**Data section:**
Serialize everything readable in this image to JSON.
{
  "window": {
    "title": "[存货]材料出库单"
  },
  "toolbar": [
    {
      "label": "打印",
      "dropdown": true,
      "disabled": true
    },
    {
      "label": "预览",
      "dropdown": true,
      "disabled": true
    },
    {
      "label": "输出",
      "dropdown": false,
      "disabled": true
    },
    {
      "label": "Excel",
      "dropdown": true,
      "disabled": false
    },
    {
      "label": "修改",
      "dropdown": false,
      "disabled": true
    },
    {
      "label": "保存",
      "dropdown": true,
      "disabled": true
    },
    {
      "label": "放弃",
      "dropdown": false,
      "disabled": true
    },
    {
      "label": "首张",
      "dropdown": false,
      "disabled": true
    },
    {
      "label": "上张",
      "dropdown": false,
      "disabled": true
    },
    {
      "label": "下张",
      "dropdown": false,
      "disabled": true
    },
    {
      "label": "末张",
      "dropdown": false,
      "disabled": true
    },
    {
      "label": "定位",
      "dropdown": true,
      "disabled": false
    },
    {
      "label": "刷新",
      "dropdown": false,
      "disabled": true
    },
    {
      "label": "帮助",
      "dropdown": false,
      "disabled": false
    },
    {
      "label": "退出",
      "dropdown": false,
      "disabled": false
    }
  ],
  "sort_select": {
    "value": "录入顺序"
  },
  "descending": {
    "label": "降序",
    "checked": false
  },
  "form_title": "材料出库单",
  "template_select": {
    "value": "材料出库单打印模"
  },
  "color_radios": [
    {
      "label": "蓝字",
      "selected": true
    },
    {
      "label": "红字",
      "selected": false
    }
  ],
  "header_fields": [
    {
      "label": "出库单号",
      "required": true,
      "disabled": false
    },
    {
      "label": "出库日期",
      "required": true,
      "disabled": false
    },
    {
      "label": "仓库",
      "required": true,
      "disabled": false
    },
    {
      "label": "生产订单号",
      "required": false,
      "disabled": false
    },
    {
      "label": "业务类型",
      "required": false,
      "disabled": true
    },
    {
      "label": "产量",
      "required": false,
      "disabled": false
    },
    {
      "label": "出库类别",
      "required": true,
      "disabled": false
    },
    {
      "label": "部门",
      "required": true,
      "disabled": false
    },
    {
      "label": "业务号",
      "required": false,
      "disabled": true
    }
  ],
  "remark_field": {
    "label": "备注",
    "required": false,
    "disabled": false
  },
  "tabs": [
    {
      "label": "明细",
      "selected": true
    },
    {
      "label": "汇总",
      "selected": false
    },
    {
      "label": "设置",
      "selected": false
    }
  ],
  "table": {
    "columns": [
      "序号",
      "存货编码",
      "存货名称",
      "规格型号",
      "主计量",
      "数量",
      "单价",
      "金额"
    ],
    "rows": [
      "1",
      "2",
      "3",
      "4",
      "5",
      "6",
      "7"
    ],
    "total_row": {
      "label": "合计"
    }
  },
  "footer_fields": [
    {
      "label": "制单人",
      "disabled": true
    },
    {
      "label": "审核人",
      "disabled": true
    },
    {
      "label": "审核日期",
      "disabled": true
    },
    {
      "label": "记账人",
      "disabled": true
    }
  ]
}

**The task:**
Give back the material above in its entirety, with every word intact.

**Exercise output:**
Serialize everything readable in this image to JSON.
{
  "window": {
    "title": "[存货]材料出库单"
  },
  "toolbar": [
    {
      "label": "打印",
      "dropdown": true,
      "disabled": true
    },
    {
      "label": "预览",
      "dropdown": true,
      "disabled": true
    },
    {
      "label": "输出",
      "dropdown": false,
      "disabled": true
    },
    {
      "label": "Excel",
      "dropdown": true,
      "disabled": false
    },
    {
      "label": "修改",
      "dropdown": false,
      "disabled": true
    },
    {
      "label": "保存",
      "dropdown": true,
      "disabled": true
    },
    {
      "label": "放弃",
      "dropdown": false,
      "disabled": true
    },
    {
      "label": "首张",
      "dropdown": false,
      "disabled": true
    },
    {
      "label": "上张",
      "dropdown": false,
      "disabled": true
    },
    {
      "label": "下张",
      "dropdown": false,
      "disabled": true
    },
    {
      "label": "末张",
      "dropdown": false,
      "disabled": true
    },
    {
      "label": "定位",
      "dropdown": true,
      "disabled": false
    },
    {
      "label": "刷新",
      "dropdown": false,
      "disabled": true
    },
    {
      "label": "帮助",
      "dropdown": false,
      "disabled": false
    },
    {
      "label": "退出",
      "dropdown": false,
      "disabled": false
    }
  ],
  "sort_select": {
    "value": "录入顺序"
  },
  "descending": {
    "label": "降序",
    "checked": false
  },
  "form_title": "材料出库单",
  "template_select": {
    "value": "材料出库单打印模"
  },
  "color_radios": [
    {
      "label": "蓝字",
      "selected": true
    },
    {
      "label": "红字",
      "selected": false
    }
  ],
  "header_fields": [
    {
      "label": "出库单号",
      "required": true,
      "disabled": false
    },
    {
      "label": "出库日期",
      "required": true,
      "disabled": false
    },
    {
      "label": "仓库",
      "required": true,
      "disabled": false
    },
    {
      "label": "生产订单号",
      "required": false,
      "disabled": false
    },
    {
      "label": "业务类型",
      "required": false,
      "disabled": true
    },
    {
      "label": "产量",
      "required": false,
      "disabled": false
    },
    {
      "label": "出库类别",
      "required": true,
      "disabled": false
    },
    {
      "label": "部门",
      "required": true,
      "disabled": false
    },
    {
      "label": "业务号",
      "required": false,
      "disabled": true
    }
  ],
  "remark_field": {
    "label": "备注",
    "required": false,
    "disabled": false
  },
  "tabs": [
    {
      "label": "明细",
      "selected": true
    },
    {
      "label": "汇总",
      "selected": false
    },
    {
      "label": "设置",
      "selected": false
    }
  ],
  "table": {
    "columns": [
      "序号",
      "存货编码",
      "存货名称",
      "规格型号",
      "主计量",
      "数量",
      "单价",
      "金额"
    ],
    "rows": [
      "1",
      "2",
      "3",
      "4",
      "5",
      "6",
      "7"
    ],
    "total_row": {
      "label": "合计"
    }
  },
  "footer_fields": [
    {
      "label": "制单人",
      "disabled": true
    },
    {
      "label": "审核人",
      "disabled": true
    },
    {
      "label": "审核日期",
      "disabled": true
    },
    {
      "label": "记账人",
      "disabled": true
    }
  ]
}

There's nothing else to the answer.